Disney is Developing a Live-Action Aladdin (1992) Prequel called Genies.

It's hard to give a flying fuck about Genies when Disney is so committed to announcing at least two live-action remakes and/or spin-offs every month. I used to think that their monopoly over the dominant cultural trends of nostalgia - owning as they do Marvel, LucasFilm, the rights to most of your favourite childhood animations, and more - was in equal parts fascinating and terrifying. Fascinating just to comprehend their assembly of this empire, but terrifying to witness them exploiting it as much as possible. But now it's just kind of boring.

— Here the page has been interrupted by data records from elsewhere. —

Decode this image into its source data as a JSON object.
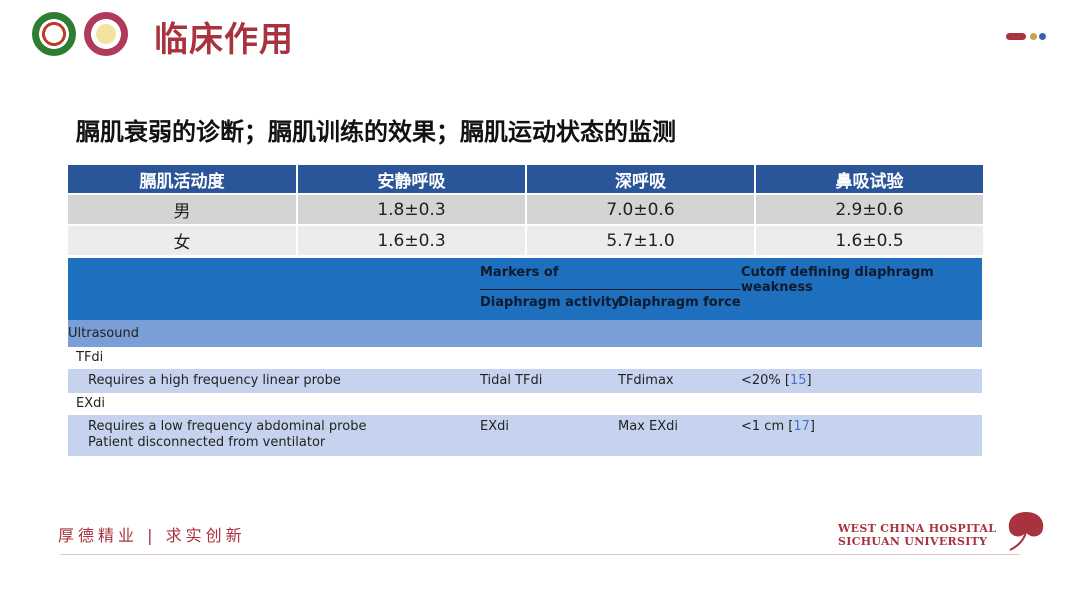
{
  "header": {
    "title": "临床作用",
    "logo1": "university-seal-icon",
    "logo2": "hospital-seal-icon"
  },
  "subtitle": "膈肌衰弱的诊断；膈肌训练的效果；膈肌运动状态的监测",
  "table1": {
    "headers": [
      "膈肌活动度",
      "安静呼吸",
      "深呼吸",
      "鼻吸试验"
    ],
    "rows": [
      [
        "男",
        "1.8±0.3",
        "7.0±0.6",
        "2.9±0.6"
      ],
      [
        "女",
        "1.6±0.3",
        "5.7±1.0",
        "1.6±0.5"
      ]
    ]
  },
  "table2": {
    "header": {
      "markers_of": "Markers of",
      "cutoff": "Cutoff defining diaphragm weakness",
      "activity": "Diaphragm activity",
      "force": "Diaphragm force"
    },
    "section": "Ultrasound",
    "sub1": {
      "name": "TFdi",
      "desc": "Requires a high frequency linear probe",
      "activity": "Tidal TFdi",
      "force": "TFdimax",
      "cutoff": "<20% [",
      "ref": "15",
      "close": "]"
    },
    "sub2": {
      "name": "EXdi",
      "desc1": "Requires a low frequency abdominal probe",
      "desc2": "Patient disconnected from ventilator",
      "activity": "EXdi",
      "force": "Max EXdi",
      "cutoff": "<1 cm [",
      "ref": "17",
      "close": "]"
    }
  },
  "footer": {
    "motto": "厚德精业 | 求实创新",
    "hospital_line1": "WEST CHINA HOSPITAL",
    "hospital_line2": "SICHUAN UNIVERSITY"
  },
  "colors": {
    "accent": "#a8323e",
    "table_header": "#2a5599",
    "table2_header": "#1f6fbf",
    "table2_section": "#7a9fd6",
    "table2_row": "#c5d3ee"
  }
}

I mean, over the past year or so, Disney has announced live-action films based on (deep breath): Beauty and the Beast (1992), The Jungle Book(1967), Pinocchio (1940), the character of Winnie the Pooh, Mulan (1998), Pete's Dragon (1977), Dumbo (1941), A Night on Bald Mountain from Fantasia (1940), and the character of Tinkerbell. Now we can add Genies, which will inevitably lead to a live-action remake of Aladdin. This strategy is based on the cynical but nonetheless true assumption that, if you loved it as a child, you're bound to see it as an adult. And if you have children of your own, even better! You can take them and indoctrinate them in the cult of Disney too! Then, when they have kids, and Disney have mined their library of live-action remakes and made new virtual reality features or whatever, the cycle can continue! Anyway, Genies will be written by, uh, Friday the 13th (2009) and Freddy vs. Jason (2003) scribes Damian Shannon and Mark Swift, and Tripp Vinson will produce. But none of that really matters when we'll all flock to the cinema to see it regardless.

The Weekly Regurgitation

- I essentially dedicated an entire edition of Reel Talk to Cary Fukunaga leaving New Line's adaptation of Stephen King's It. I'm dedicating a few sentences to the news that Mama (2013) director Andrés Muschietti will be replacing him. Read between the lines and I think you'll discover how I feel about this. (The Hollywood Reporter)

- 20th Century Fox, CBS Films and Lionsgate are each developing films about the 2013 Boston Marathon Bombing, and the latter's film, Stronger, found a director this week in Joe (2013) director David Gordon Green. (The Hollywood Reporter)

- Apparently there's a popular young adult novel called Stargirl, and Catherine Hardwicke, director of Twilight (2008), will be directing the adaptation for BCDF Pictures. (Variety)

- Spike Lee's new joint, Chi-raq (2015) will also be the first joint produced and distributed by Amazon Pictures, and it will be given a brief theatrical run in December, in order for it to qualify for the 2016 Academy Awards. This strategy of brief theatrical runs will also apply to their other films. (Variety)

- Kahlil Joseph - the man behind, among other things,that amazing short film set to snippets from Flying Lotus' Until the Quiet Comes - has been working on a documentary about Arcade Fire called The Reflektor Tapes, and it will be released in October. (Official website)

- Michael Cera has fulfilled his destiny by signing on to voice Robin in Lego Batman (2017). (The Hollywood Reporter)